Carlos, who along with Tommie Smith famously raised their fists in a human rights salute while on the medal stand at the 1968 Olympics, said the five Rams’ players who mimicked the ‘hands up, don’t shoot’ pose used by Ferguson protesters had courage. ‘Their job was to go out and to play football, that doesn’t preclude them from what’s happening in society,’ he said.
By Meg Wagner | NEW YORK DAILY NEWS
One of the two black sprinters who defiantly raised his fist during the 1968 Olympics defended the five St. Louis Rams players who walked onto their home field Sunday, arms raised in solidarity with the Ferguson protesters.
Olympic bronze medalist John Carlos and his teammate, gold medalist Tommie Smith, earned front page headlines across the world during an era of dramatic racial tension just six months after Martin Luther King Jr. was assassinated.
While 46 years and 1,700 miles separate the 1968 Mexico City games and Sunday’s St. Louis Rams match, the two gestures carry the same message, Carlos, now 69 years old, told the Daily News Tuesday.
“(The Rams players) realize that there is a need for a voice and they had the right opportunity — like we did — to be that voice, to be heard.”
The Rams’ raised arms symbolized the rallying cry of Ferguson activists: “Hands up, don’t shoot!” The move pitted the team against furious St. Louis cops.
Ferguson, St. Louis and nationwide demonstrators have used the move while protesting the death of black teenager Michael Brown by white police officer Darren Wilson. Some witnesses claim Wilson fired while the teen’s hands were raised.

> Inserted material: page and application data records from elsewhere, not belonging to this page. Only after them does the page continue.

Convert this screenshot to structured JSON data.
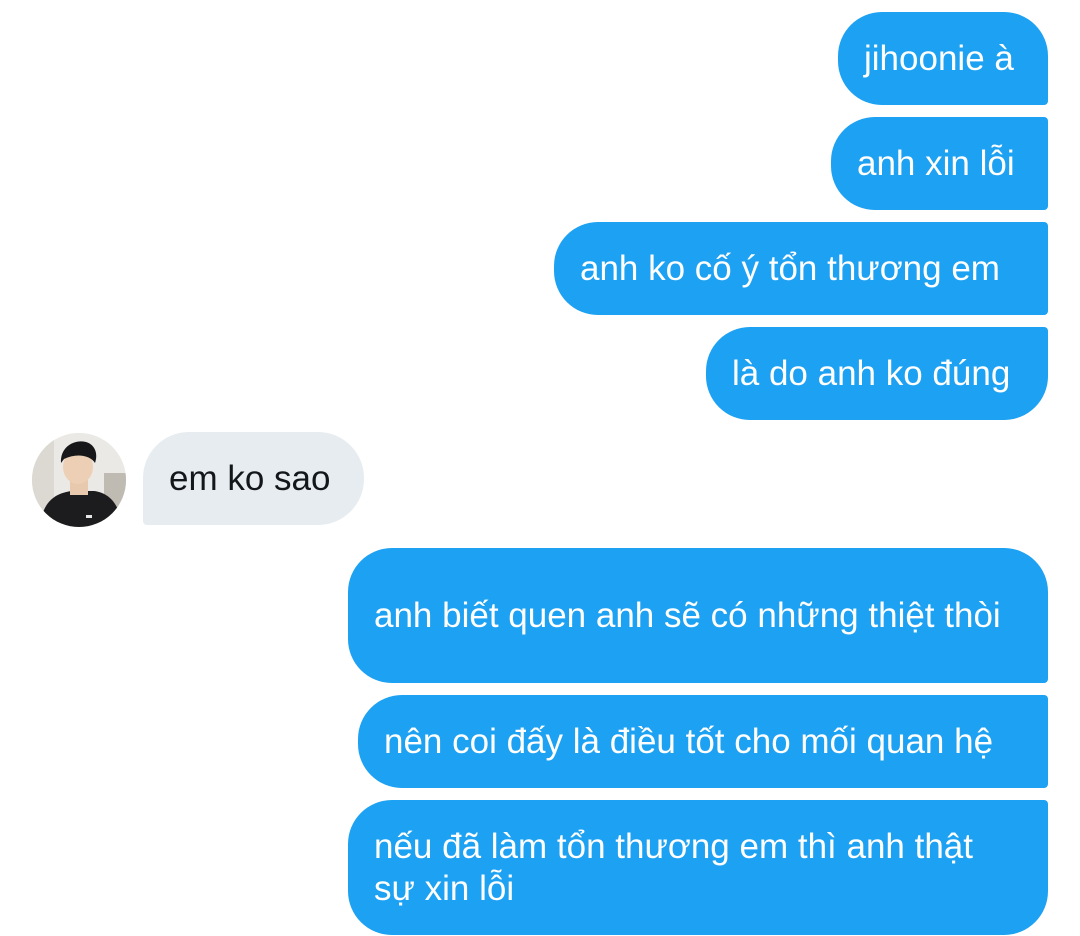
{
  "conversation": {
    "messages": [
      {
        "from": "me",
        "text": "jihoonie à"
      },
      {
        "from": "me",
        "text": "anh xin lỗi"
      },
      {
        "from": "me",
        "text": "anh ko cố ý tổn thương em"
      },
      {
        "from": "me",
        "text": "là do anh ko đúng"
      },
      {
        "from": "other",
        "text": "em ko sao"
      },
      {
        "from": "me",
        "text": "anh biết quen anh sẽ có những thiệt thòi"
      },
      {
        "from": "me",
        "text": "nên coi đấy là điều tốt cho mối quan hệ"
      },
      {
        "from": "me",
        "text": "nếu đã làm tổn thương em thì anh thật sự xin lỗi"
      }
    ]
  },
  "colors": {
    "sent_bubble": "#1da1f2",
    "received_bubble": "#e6ecf0"
  },
  "icons": {
    "avatar": "user-avatar-photo"
  }
}
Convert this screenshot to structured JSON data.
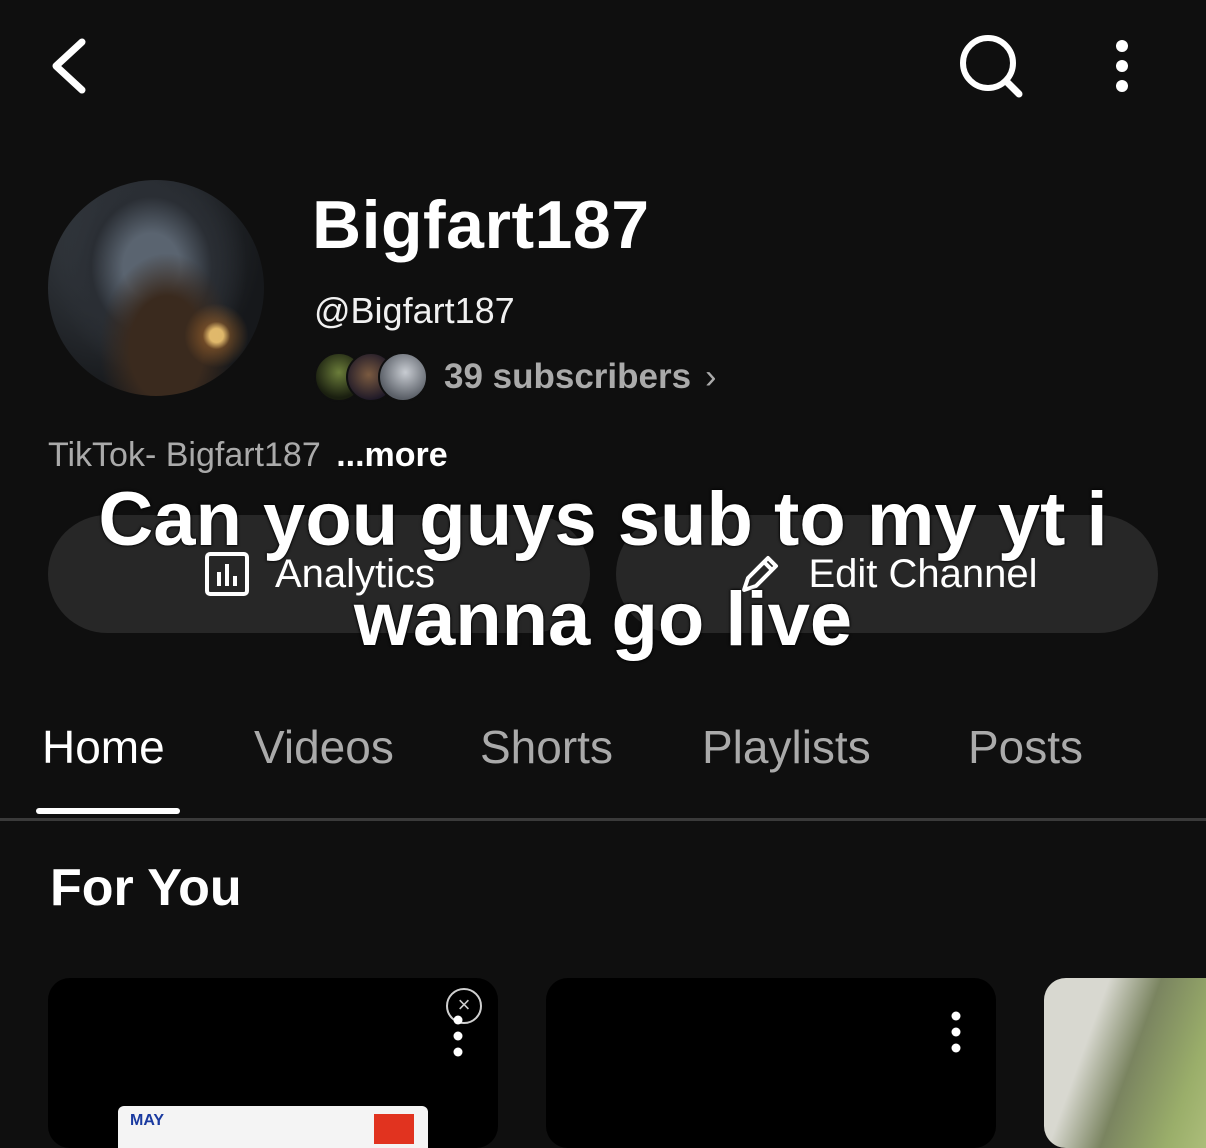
{
  "channel": {
    "name": "Bigfart187",
    "handle": "@Bigfart187",
    "subscribers": "39 subscribers",
    "description": "TikTok- Bigfart187",
    "more_label": "...more"
  },
  "actions": {
    "analytics": "Analytics",
    "edit_channel": "Edit Channel"
  },
  "overlay_caption": "Can you guys sub to my yt i wanna go live",
  "tabs": [
    "Home",
    "Videos",
    "Shorts",
    "Playlists",
    "Posts"
  ],
  "active_tab": "Home",
  "section": {
    "title": "For You"
  },
  "cards": [
    {
      "thumb_text": "MAY"
    }
  ],
  "icons": {
    "back": "back-chevron-icon",
    "search": "search-icon",
    "more": "more-vertical-icon",
    "analytics": "analytics-icon",
    "edit": "pencil-icon",
    "close": "close-icon"
  }
}
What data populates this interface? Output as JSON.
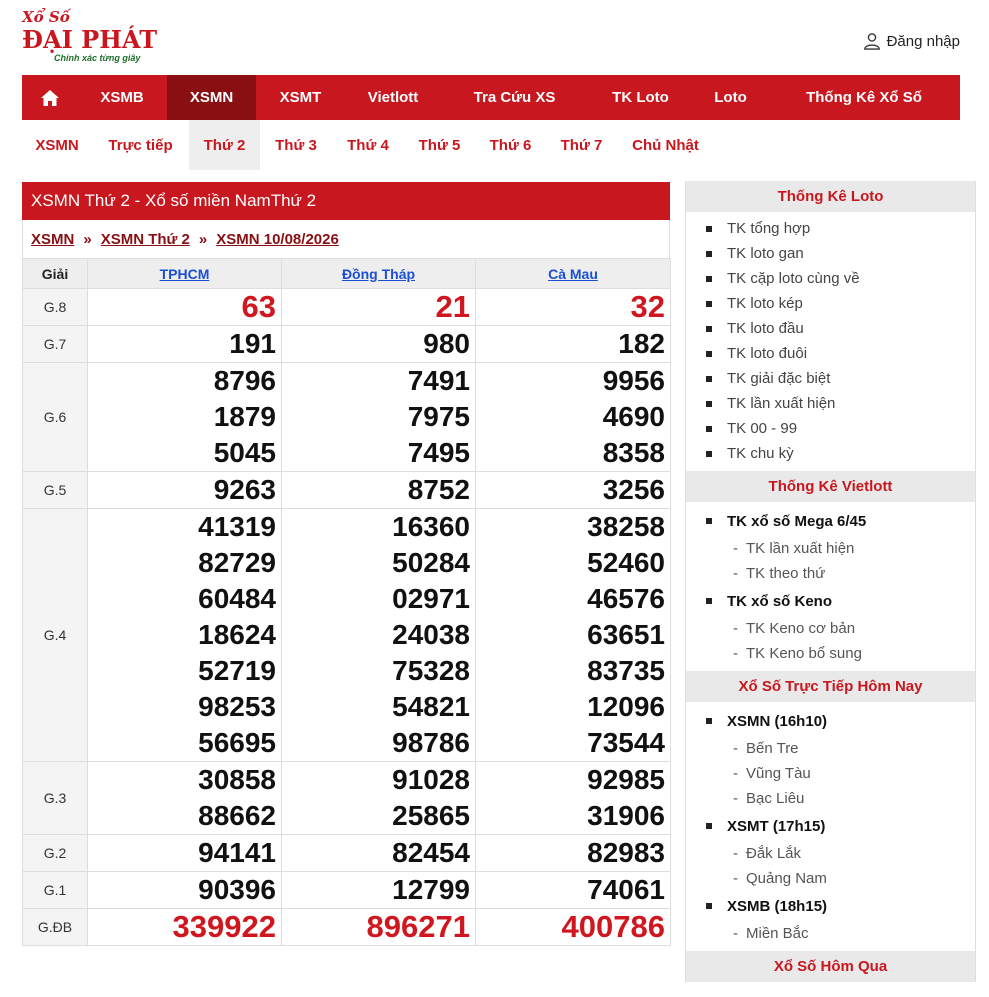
{
  "logo": {
    "top": "Xổ Số",
    "main": "ĐẠI PHÁT",
    "tagline": "Chính xác từng giây"
  },
  "header": {
    "login_label": "Đăng nhập"
  },
  "mainnav": {
    "items": [
      "XSMB",
      "XSMN",
      "XSMT",
      "Vietlott",
      "Tra Cứu XS",
      "TK Loto",
      "Loto",
      "Thống Kê Xổ Số"
    ],
    "active": "XSMN"
  },
  "subnav": {
    "items": [
      "XSMN",
      "Trực tiếp",
      "Thứ 2",
      "Thứ 3",
      "Thứ 4",
      "Thứ 5",
      "Thứ 6",
      "Thứ 7",
      "Chủ Nhật"
    ],
    "active": "Thứ 2"
  },
  "results": {
    "title": "XSMN Thứ 2 - Xổ số miền NamThứ 2",
    "breadcrumb": [
      "XSMN",
      "XSMN Thứ 2",
      "XSMN 10/08/2026"
    ],
    "breadcrumb_sep": "»",
    "col_giai": "Giải",
    "provinces": [
      "TPHCM",
      "Đồng Tháp",
      "Cà Mau"
    ],
    "prizes": [
      {
        "name": "G.8",
        "red": true,
        "values": [
          [
            "63"
          ],
          [
            "21"
          ],
          [
            "32"
          ]
        ]
      },
      {
        "name": "G.7",
        "red": false,
        "values": [
          [
            "191"
          ],
          [
            "980"
          ],
          [
            "182"
          ]
        ]
      },
      {
        "name": "G.6",
        "red": false,
        "values": [
          [
            "8796",
            "1879",
            "5045"
          ],
          [
            "7491",
            "7975",
            "7495"
          ],
          [
            "9956",
            "4690",
            "8358"
          ]
        ]
      },
      {
        "name": "G.5",
        "red": false,
        "values": [
          [
            "9263"
          ],
          [
            "8752"
          ],
          [
            "3256"
          ]
        ]
      },
      {
        "name": "G.4",
        "red": false,
        "values": [
          [
            "41319",
            "82729",
            "60484",
            "18624",
            "52719",
            "98253",
            "56695"
          ],
          [
            "16360",
            "50284",
            "02971",
            "24038",
            "75328",
            "54821",
            "98786"
          ],
          [
            "38258",
            "52460",
            "46576",
            "63651",
            "83735",
            "12096",
            "73544"
          ]
        ]
      },
      {
        "name": "G.3",
        "red": false,
        "values": [
          [
            "30858",
            "88662"
          ],
          [
            "91028",
            "25865"
          ],
          [
            "92985",
            "31906"
          ]
        ]
      },
      {
        "name": "G.2",
        "red": false,
        "values": [
          [
            "94141"
          ],
          [
            "82454"
          ],
          [
            "82983"
          ]
        ]
      },
      {
        "name": "G.1",
        "red": false,
        "values": [
          [
            "90396"
          ],
          [
            "12799"
          ],
          [
            "74061"
          ]
        ]
      },
      {
        "name": "G.ĐB",
        "red": true,
        "values": [
          [
            "339922"
          ],
          [
            "896271"
          ],
          [
            "400786"
          ]
        ]
      }
    ]
  },
  "sidebar": {
    "sections": [
      {
        "title": "Thống Kê Loto",
        "items": [
          {
            "label": "TK tổng hợp",
            "level": 1
          },
          {
            "label": "TK loto gan",
            "level": 1
          },
          {
            "label": "TK cặp loto cùng về",
            "level": 1
          },
          {
            "label": "TK loto kép",
            "level": 1
          },
          {
            "label": "TK loto đầu",
            "level": 1
          },
          {
            "label": "TK loto đuôi",
            "level": 1
          },
          {
            "label": "TK giải đặc biệt",
            "level": 1
          },
          {
            "label": "TK lần xuất hiện",
            "level": 1
          },
          {
            "label": "TK 00 - 99",
            "level": 1
          },
          {
            "label": "TK chu kỳ",
            "level": 1
          }
        ]
      },
      {
        "title": "Thống Kê Vietlott",
        "items": [
          {
            "label": "TK xổ số Mega 6/45",
            "level": 1,
            "strong": true
          },
          {
            "label": "TK lần xuất hiện",
            "level": 2
          },
          {
            "label": "TK theo thứ",
            "level": 2
          },
          {
            "label": "TK xổ số Keno",
            "level": 1,
            "strong": true
          },
          {
            "label": "TK Keno cơ bản",
            "level": 2
          },
          {
            "label": "TK Keno bổ sung",
            "level": 2
          }
        ]
      },
      {
        "title": "Xổ Số Trực Tiếp Hôm Nay",
        "items": [
          {
            "label": "XSMN (16h10)",
            "level": 1,
            "strong": true
          },
          {
            "label": "Bến Tre",
            "level": 2
          },
          {
            "label": "Vũng Tàu",
            "level": 2
          },
          {
            "label": "Bạc Liêu",
            "level": 2
          },
          {
            "label": "XSMT (17h15)",
            "level": 1,
            "strong": true
          },
          {
            "label": "Đắk Lắk",
            "level": 2
          },
          {
            "label": "Quảng Nam",
            "level": 2
          },
          {
            "label": "XSMB (18h15)",
            "level": 1,
            "strong": true
          },
          {
            "label": "Miền Bắc",
            "level": 2
          }
        ]
      },
      {
        "title": "Xổ Số Hôm Qua",
        "items": []
      }
    ]
  },
  "colors": {
    "brand_red": "#c8171e",
    "active_dark_red": "#8a0f13",
    "link_blue": "#1a4fd6"
  },
  "icons": {
    "home": "home-icon",
    "user": "user-icon"
  }
}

Carlos said that while the five Rams — Kenny Britt, Tavon Austin, Stedman Bailey, Jared Cook and Chris Givens — are professional football players, they are citizens first.
“Their job was to go out and to play football, that doesn’t preclude them from what’s happening in society,” he said. “They’re concerned about humanity, with young black kids being gun downed. This is rampant. This has been going on for some time. People are fed up.”
Carlos and Smith gained international fame during the 1968 Summer Games, first for their track and field wins for the USA and then for their silent, fist-up symbol while accepting their medals.
Originally, commentators dubbed the raised fists a Black Power salute, but the two later explained it was a call for human rights reform everywhere. The International Olympic Committee was furious with the political statement: while the two athletes got to keep their medals, they were suspended from the U.S. team and banned from the Olympic Village.
Carlos said his 1968 demonstration stemmed from a desire to “open people’s minds.” With an international audience, he felt it was his responsibility to bring the issue into the limelight.
“It’s anyone’s duty to speak up,” he said.
That’s the same calling the five Rams players felt on Sunday, he said.
“It takes courage. It takes willingness. It takes insight,” he said.
During the Rams’ Sunday home blowout against the Oakland Raiders, St. Louis Police demanded an apology from the team.
St. Louis County Police Chief Jon Belmar told his staff Monday that Kevin Demoff, the Rams’ chief operating officer, had made the apology. But the team quickly fired back to dismiss the claim: while the team had “positive discussions” with the force, it did not say sorry for the gesture.
Carlos said none of the five players needs to apologize.
“They speak volumes for those who cannot speak up,” he said.